David Chalmers (ANU, NYU)
Rafael De Clercq
Jack Alan Reynolds
Learn more about PhilPapers
Inquiry 50 (1):95 – 102 (2007)
A long time ago, I procured a little book edited by Soren Kierkegaard entitled The Sickness Unto Death (1849). What is more, I read it. (I must confess to having been first attracted to it solely by its title). For and as a tribute to Alastair Hannay I was inspired to set down in print this brief (altogether too brief, philosophically speaking) and unsystematic reflection. What struck me most palpably was the suggestion that, although our worldly endeavors and thus our publications are, so to speak, temporally limited, our despair is not. I write on the obligations and privileges of that mood.
|Keywords||No keywords specified (fix it)|
No categories specified
(categorize this paper)
Setup an account with your affiliations in order to access resources via your University's proxy server
Configure custom proxy (use this if your affiliation does not provide a proxy)
|Through your library|
References found in this work BETA
No references found.
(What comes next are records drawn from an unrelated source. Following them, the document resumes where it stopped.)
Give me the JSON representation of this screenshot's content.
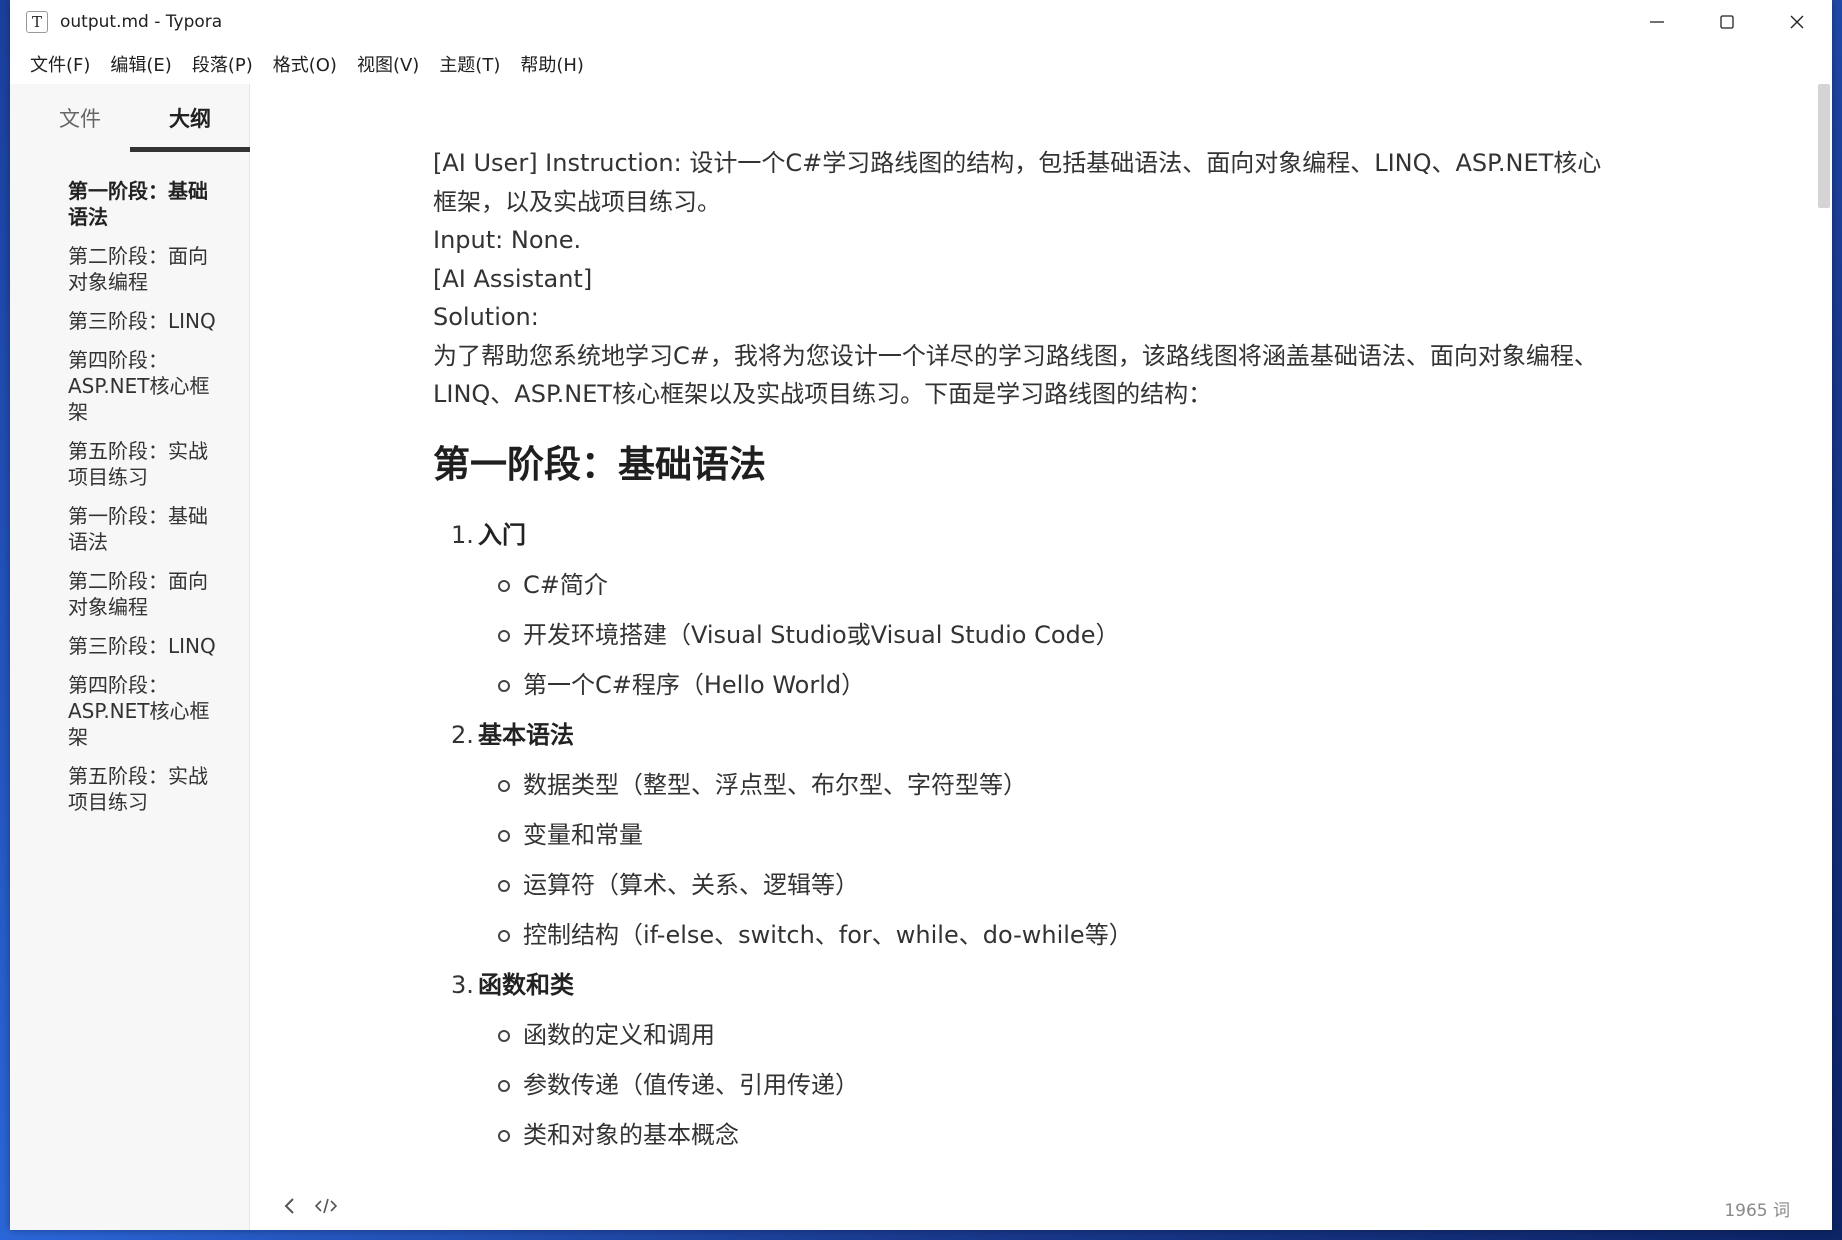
{
  "window": {
    "title": "output.md - Typora",
    "app_icon_glyph": "T"
  },
  "menu": [
    "文件(F)",
    "编辑(E)",
    "段落(P)",
    "格式(O)",
    "视图(V)",
    "主题(T)",
    "帮助(H)"
  ],
  "sidebar": {
    "tabs": {
      "files": "文件",
      "outline": "大纲"
    },
    "outline": [
      "第一阶段：基础语法",
      "第二阶段：面向对象编程",
      "第三阶段：LINQ",
      "第四阶段：ASP.NET核心框架",
      "第五阶段：实战项目练习",
      "第一阶段：基础语法",
      "第二阶段：面向对象编程",
      "第三阶段：LINQ",
      "第四阶段：ASP.NET核心框架",
      "第五阶段：实战项目练习"
    ]
  },
  "document": {
    "paragraphs": [
      "[AI User] Instruction: 设计一个C#学习路线图的结构，包括基础语法、面向对象编程、LINQ、ASP.NET核心框架，以及实战项目练习。",
      "Input: None.",
      "[AI Assistant]",
      "Solution:",
      "为了帮助您系统地学习C#，我将为您设计一个详尽的学习路线图，该路线图将涵盖基础语法、面向对象编程、LINQ、ASP.NET核心框架以及实战项目练习。下面是学习路线图的结构："
    ],
    "heading": "第一阶段：基础语法",
    "sections": [
      {
        "num": "1.",
        "title": "入门",
        "items": [
          "C#简介",
          "开发环境搭建（Visual Studio或Visual Studio Code）",
          "第一个C#程序（Hello World）"
        ]
      },
      {
        "num": "2.",
        "title": "基本语法",
        "items": [
          "数据类型（整型、浮点型、布尔型、字符型等）",
          "变量和常量",
          "运算符（算术、关系、逻辑等）",
          "控制结构（if-else、switch、for、while、do-while等）"
        ]
      },
      {
        "num": "3.",
        "title": "函数和类",
        "items": [
          "函数的定义和调用",
          "参数传递（值传递、引用传递）",
          "类和对象的基本概念"
        ]
      }
    ]
  },
  "footer": {
    "word_count": "1965 词"
  }
}
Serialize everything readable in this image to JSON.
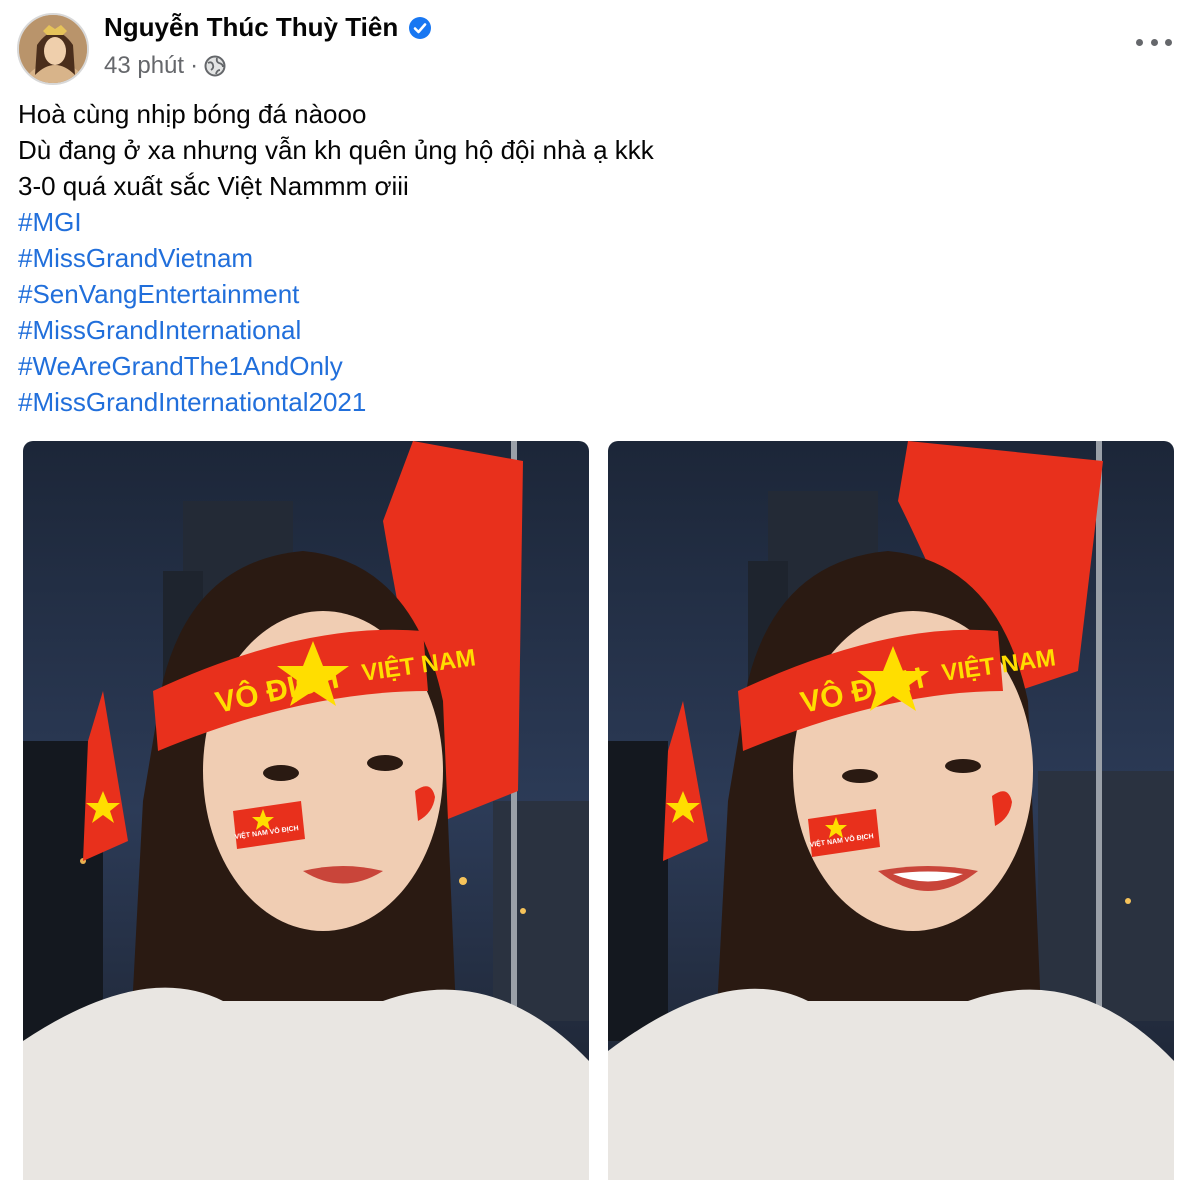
{
  "post": {
    "author_name": "Nguyễn Thúc Thuỳ Tiên",
    "timestamp": "43 phút",
    "separator": "·",
    "privacy_icon": "globe-icon",
    "verified_icon": "verified-badge-icon",
    "more_icon": "more-options-icon",
    "lines": [
      "Hoà cùng nhịp bóng đá nàooo",
      "Dù đang ở xa nhưng vẫn kh quên ủng hộ đội nhà ạ kkk",
      "3-0 quá xuất sắc Việt Nammm ơiii"
    ],
    "hashtags": [
      "#MGI",
      "#MissGrandVietnam",
      "#SenVangEntertainment",
      "#MissGrandInternational",
      "#WeAreGrandThe1AndOnly",
      "#MissGrandInternationtal2021"
    ],
    "photos": [
      {
        "headband_text_left": "VÔ ĐỊCH",
        "headband_text_right": "VIỆT NAM",
        "cheek_sticker_text": "VIỆT NAM VÔ ĐỊCH"
      },
      {
        "headband_text_left": "VÔ ĐỊCH",
        "headband_text_right": "VIỆT NAM",
        "cheek_sticker_text": "VIỆT NAM VÔ ĐỊCH"
      }
    ]
  },
  "colors": {
    "link": "#216fdb",
    "secondary_text": "#65676b",
    "verified": "#1877f2",
    "flag_red": "#e8301c",
    "flag_star": "#ffde00"
  }
}
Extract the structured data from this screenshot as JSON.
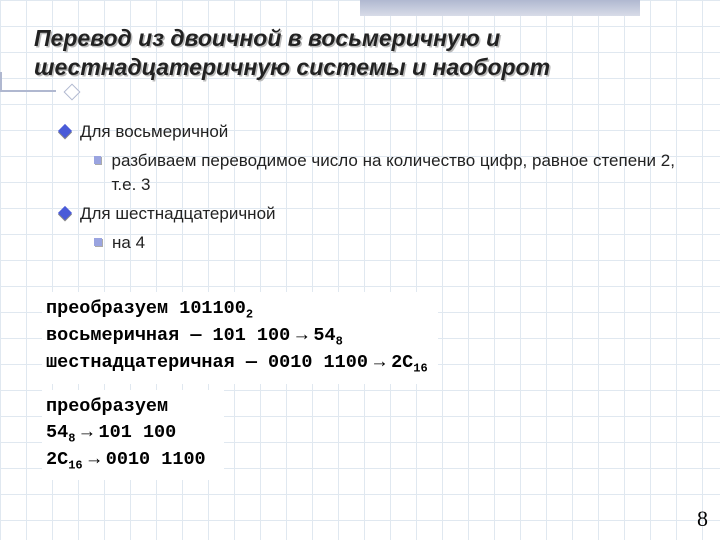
{
  "title": "Перевод из двоичной в восьмеричную и шестнадцатеричную системы и наоборот",
  "bullets": {
    "oct_head": "Для восьмеричной",
    "oct_sub": "разбиваем переводимое число на количество цифр, равное степени 2, т.е. 3",
    "hex_head": "Для шестнадцатеричной",
    "hex_sub": "на 4"
  },
  "example1": {
    "l1a": "преобразуем 101100",
    "l1b": "2",
    "l2a": "восьмеричная — 101 100",
    "l2arrow": "→",
    "l2b": "54",
    "l2c": "8",
    "l3a": "шестнадцатеричная — 0010 1100",
    "l3arrow": "→",
    "l3b": "2C",
    "l3c": "16"
  },
  "example2": {
    "l1": "преобразуем",
    "l2a": "54",
    "l2b": "8",
    "l2arrow": "→",
    "l2c": "101 100",
    "l3a": "2C",
    "l3b": "16",
    "l3arrow": "→",
    "l3c": "0010 1100"
  },
  "page": "8"
}
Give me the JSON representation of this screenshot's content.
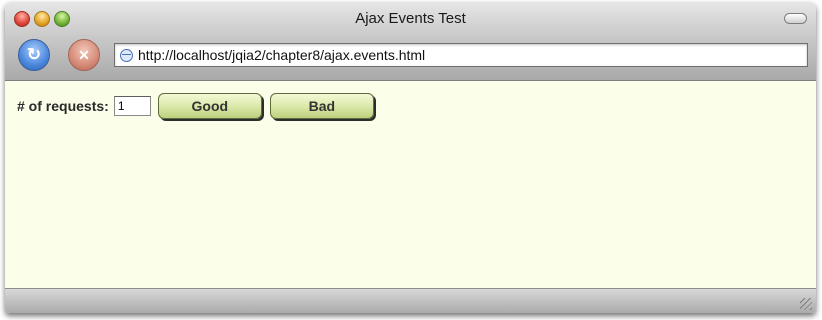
{
  "window": {
    "title": "Ajax Events Test"
  },
  "toolbar": {
    "reload_icon": "reload-icon",
    "stop_icon": "stop-icon",
    "url": "http://localhost/jqia2/chapter8/ajax.events.html"
  },
  "form": {
    "requests_label": "# of requests:",
    "requests_value": "1",
    "good_label": "Good",
    "bad_label": "Bad"
  },
  "colors": {
    "content_background": "#fbfee8",
    "button_fill": "#d8e7a6"
  }
}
Citations of this work BETA
No citations found.
Similar books and articles
Jacek Marciniec (1997). Infinite Set Unification with Application to Categorial Grammar. Studia Logica 58 (3):339-355.
Philip Ehrlich (1982). Negative, Infinite, and Hotter Than Infinite Temperatures. Synthese 50 (2):233 - 277.
Philip Hugly & Charles Sayward (1986). What is an Infinite Expression? Philosophia 16 (1):45-60.
Michael Theunissen (2005). Kierkegaard's Concept of Despair. Princeton University Press.
Yaroslav D. Sergeyev (2008). A New Applied Approach for Executing Computations with Infinite and Infinitesimal Quantities. Informatica 19 (4):567-596.
E. Herrman (2001). Infinite Chains and Antichains in Computable Partial Orderings. Journal of Symbolic Logic 66 (2):923-934.
Richard Schlegel (1965). The Problem of Infinite Matter in Steady-State Cosmology. Philosophy of Science 32 (1):21-31.
Added to index2009-01-28
Total downloads31 ( #111,817 of 1,780,218 )
Recent downloads (6 months)1 ( #291,056 of 1,780,218 )
How can I increase my downloads?